This decidedly allowed for many images of great resonance, and some wholly engaging set changes which we came to anticipate with relish. I will never forget the slow inflation of Tom’s blow-up Hollywood star dressing trailer, or the disappearance of the lasciviously poised Goose and Tom as they sunk through the center of the red draped bed to the depths of the trap door, nor Anne’s goofy convertible car ride with scarf billowing in the breeze.
However, it has to also be said…it didn’t quite work as a totally integrated piece of theatre. At the end of the day, had I not read the program notes I might not have grasped this overall conceit until we were well into the piece. Unlike the recent Fanciulla in Amsterdam that established its intent early on to tap into Old Hollywood images, this Rake apparently began on a flat plain with an oil derrick in …where? Texas? Oklahoma? I was willing to go with that, but it soon seemed a red herring of sorts. When we finally start to get it, we wasted some time and attention playing catch-up in retrospect.
Patricia Bardon as Baba the Turk and Toby Spence as Tom Rakewell
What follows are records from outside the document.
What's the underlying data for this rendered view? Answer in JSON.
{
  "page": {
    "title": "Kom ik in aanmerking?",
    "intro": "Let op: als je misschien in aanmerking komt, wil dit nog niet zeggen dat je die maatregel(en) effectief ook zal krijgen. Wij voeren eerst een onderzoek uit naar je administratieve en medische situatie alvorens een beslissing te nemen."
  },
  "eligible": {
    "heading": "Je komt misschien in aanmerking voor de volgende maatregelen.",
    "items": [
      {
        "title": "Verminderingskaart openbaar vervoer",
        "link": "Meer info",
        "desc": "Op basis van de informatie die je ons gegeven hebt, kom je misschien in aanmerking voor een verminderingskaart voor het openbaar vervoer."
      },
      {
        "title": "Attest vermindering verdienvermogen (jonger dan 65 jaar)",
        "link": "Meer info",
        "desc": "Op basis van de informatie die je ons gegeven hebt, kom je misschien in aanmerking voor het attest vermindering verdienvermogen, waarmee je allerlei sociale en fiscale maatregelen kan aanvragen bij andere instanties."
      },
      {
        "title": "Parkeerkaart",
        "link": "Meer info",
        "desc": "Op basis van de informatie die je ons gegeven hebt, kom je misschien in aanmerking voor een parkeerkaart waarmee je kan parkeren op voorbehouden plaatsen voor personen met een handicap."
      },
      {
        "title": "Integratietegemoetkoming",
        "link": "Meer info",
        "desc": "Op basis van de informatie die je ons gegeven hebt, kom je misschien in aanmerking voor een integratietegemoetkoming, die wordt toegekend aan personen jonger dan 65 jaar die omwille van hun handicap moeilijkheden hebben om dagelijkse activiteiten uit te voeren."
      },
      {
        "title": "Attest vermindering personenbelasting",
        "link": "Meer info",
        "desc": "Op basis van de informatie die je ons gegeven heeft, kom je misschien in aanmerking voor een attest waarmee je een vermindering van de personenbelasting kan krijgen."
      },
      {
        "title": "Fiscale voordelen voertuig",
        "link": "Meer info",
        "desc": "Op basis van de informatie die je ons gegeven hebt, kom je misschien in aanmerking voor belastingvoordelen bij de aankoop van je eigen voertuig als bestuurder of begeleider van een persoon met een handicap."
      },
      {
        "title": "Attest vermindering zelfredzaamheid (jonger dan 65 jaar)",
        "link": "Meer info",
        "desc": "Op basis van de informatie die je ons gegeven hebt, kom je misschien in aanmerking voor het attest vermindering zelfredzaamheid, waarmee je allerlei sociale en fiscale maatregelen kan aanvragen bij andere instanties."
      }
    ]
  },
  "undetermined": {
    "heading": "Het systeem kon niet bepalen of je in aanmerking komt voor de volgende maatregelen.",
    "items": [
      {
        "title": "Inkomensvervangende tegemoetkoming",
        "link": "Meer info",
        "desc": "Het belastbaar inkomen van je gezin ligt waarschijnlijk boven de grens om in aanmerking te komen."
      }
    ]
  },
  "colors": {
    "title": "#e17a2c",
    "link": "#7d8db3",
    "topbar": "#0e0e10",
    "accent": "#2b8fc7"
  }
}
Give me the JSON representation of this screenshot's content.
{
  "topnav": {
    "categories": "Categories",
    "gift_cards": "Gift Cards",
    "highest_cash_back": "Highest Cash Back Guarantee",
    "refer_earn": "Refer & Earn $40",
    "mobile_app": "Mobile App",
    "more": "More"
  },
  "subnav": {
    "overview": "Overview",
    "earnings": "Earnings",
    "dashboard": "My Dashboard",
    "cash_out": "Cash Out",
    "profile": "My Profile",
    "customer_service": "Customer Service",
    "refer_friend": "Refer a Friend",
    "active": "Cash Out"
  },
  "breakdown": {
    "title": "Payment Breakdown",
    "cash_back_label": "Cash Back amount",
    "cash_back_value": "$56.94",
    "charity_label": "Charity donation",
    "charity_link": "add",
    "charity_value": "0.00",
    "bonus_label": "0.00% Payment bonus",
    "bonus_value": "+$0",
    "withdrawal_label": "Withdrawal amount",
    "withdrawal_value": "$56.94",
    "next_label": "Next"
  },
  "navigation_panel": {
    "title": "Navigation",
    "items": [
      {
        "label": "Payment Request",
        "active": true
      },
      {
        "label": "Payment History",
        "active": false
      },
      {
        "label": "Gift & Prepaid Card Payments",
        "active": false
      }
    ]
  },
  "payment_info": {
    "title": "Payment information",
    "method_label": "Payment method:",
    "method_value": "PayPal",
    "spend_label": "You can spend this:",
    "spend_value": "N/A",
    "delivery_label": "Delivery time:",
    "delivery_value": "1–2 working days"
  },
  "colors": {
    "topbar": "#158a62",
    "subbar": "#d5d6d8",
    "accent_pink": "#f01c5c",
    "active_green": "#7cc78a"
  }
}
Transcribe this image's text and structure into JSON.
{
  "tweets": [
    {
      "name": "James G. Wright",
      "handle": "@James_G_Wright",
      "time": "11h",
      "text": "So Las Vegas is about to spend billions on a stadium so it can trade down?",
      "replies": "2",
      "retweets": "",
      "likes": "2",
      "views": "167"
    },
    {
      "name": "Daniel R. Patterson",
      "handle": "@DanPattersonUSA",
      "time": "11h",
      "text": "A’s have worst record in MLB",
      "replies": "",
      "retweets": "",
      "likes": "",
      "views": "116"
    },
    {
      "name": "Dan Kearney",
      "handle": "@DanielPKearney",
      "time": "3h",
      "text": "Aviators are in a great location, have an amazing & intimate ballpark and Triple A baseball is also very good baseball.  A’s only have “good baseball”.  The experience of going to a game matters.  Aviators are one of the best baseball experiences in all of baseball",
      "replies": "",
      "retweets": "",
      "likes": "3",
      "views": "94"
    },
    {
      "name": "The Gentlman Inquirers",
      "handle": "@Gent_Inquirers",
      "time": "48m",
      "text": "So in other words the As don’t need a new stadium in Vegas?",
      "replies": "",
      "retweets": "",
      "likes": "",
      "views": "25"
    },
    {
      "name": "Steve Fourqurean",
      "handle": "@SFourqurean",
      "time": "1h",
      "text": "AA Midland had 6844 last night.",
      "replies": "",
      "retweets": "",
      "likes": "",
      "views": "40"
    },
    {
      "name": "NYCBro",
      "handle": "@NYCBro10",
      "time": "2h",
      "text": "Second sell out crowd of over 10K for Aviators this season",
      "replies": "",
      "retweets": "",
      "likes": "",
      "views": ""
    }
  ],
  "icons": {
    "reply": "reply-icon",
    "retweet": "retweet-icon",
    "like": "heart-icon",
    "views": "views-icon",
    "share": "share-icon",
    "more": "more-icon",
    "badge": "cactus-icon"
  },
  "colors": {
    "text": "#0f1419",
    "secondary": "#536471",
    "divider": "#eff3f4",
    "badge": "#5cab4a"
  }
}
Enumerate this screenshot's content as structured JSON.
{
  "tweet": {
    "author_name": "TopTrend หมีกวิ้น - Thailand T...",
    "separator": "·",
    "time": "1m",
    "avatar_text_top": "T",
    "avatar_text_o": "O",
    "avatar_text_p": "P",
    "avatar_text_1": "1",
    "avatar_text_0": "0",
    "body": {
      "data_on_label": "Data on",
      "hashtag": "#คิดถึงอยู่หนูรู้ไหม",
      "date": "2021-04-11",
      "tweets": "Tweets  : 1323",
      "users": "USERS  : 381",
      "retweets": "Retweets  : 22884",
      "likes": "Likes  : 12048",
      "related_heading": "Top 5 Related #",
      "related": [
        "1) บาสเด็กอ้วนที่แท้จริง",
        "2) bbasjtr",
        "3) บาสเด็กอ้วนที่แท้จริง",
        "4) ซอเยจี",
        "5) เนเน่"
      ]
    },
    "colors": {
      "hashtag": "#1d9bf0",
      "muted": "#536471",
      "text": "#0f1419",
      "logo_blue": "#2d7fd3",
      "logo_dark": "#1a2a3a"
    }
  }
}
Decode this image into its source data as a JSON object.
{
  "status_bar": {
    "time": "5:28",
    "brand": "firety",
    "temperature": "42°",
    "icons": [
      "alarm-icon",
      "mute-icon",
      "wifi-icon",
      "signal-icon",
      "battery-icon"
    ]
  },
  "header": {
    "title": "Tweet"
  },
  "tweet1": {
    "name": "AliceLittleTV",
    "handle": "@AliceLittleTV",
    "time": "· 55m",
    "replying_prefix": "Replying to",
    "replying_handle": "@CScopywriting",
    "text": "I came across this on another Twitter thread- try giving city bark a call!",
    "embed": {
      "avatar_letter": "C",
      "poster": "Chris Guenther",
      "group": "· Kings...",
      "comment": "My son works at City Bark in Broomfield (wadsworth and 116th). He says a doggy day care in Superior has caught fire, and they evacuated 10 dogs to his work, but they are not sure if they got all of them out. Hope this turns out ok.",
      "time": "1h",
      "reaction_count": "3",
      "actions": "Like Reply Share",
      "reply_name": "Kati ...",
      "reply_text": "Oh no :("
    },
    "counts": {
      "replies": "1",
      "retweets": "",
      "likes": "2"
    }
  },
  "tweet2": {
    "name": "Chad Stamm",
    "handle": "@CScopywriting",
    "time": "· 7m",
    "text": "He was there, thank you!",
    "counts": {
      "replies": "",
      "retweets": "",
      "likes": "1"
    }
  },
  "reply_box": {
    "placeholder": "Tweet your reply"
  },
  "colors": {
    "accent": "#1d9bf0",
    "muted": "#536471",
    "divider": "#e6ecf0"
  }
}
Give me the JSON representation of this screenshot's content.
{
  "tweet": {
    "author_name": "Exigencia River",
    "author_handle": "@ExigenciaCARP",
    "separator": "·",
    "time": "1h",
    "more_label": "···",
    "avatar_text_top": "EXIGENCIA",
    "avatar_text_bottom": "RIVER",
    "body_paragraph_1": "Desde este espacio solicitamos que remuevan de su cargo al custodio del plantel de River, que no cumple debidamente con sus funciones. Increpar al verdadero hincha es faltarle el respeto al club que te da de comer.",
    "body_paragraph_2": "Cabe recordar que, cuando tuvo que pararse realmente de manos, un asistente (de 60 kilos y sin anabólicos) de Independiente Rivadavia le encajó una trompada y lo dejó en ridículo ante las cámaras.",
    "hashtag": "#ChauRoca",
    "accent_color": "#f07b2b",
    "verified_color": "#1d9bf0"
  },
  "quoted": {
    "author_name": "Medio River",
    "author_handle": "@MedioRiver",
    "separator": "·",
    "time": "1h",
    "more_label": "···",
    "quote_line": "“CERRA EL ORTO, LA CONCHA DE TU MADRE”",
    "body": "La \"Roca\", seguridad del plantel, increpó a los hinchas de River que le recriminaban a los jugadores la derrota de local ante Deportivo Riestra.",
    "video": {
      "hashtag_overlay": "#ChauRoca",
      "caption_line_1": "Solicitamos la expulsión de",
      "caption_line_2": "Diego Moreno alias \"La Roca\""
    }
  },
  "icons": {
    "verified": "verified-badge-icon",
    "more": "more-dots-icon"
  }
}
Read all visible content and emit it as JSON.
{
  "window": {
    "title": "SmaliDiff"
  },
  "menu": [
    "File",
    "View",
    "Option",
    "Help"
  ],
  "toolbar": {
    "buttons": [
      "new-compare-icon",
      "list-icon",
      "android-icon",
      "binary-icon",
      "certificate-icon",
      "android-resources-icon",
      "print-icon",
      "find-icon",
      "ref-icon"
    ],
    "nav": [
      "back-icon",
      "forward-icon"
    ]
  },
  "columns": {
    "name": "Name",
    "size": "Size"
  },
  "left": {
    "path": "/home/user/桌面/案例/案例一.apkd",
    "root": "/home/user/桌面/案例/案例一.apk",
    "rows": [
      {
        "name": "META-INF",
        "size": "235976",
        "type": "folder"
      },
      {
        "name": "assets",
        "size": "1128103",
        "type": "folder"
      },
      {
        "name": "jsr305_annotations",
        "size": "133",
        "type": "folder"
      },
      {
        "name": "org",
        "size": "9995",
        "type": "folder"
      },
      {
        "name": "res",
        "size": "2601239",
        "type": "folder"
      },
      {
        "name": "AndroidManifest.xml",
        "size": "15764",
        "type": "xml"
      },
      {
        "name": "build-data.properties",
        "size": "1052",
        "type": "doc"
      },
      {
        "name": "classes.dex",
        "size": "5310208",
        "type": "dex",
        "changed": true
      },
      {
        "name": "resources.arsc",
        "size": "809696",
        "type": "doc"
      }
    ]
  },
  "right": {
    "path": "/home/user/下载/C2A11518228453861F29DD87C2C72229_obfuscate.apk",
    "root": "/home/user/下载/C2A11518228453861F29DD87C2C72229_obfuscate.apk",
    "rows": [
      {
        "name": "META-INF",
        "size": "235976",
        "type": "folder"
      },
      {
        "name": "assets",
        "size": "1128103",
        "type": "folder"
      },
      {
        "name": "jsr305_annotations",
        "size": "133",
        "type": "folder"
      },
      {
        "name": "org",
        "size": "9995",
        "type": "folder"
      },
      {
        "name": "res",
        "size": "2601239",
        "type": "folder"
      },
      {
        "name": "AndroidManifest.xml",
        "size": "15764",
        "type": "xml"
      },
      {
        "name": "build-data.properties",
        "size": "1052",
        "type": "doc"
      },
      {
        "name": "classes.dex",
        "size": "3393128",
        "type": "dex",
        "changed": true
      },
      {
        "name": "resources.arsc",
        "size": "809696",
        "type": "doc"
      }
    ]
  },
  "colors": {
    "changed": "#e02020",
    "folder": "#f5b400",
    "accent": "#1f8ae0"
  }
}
Nevertheless, it cannot be denied that The Rake’s Progress was a highly diverting, conscientiously considered, and wholly professional evening at the opera. By assembling a world class cast and pairing them with its usual awesome musical and theatrical assets, the Royal Opera House has once again reminded me that it is Europe’s premiere company.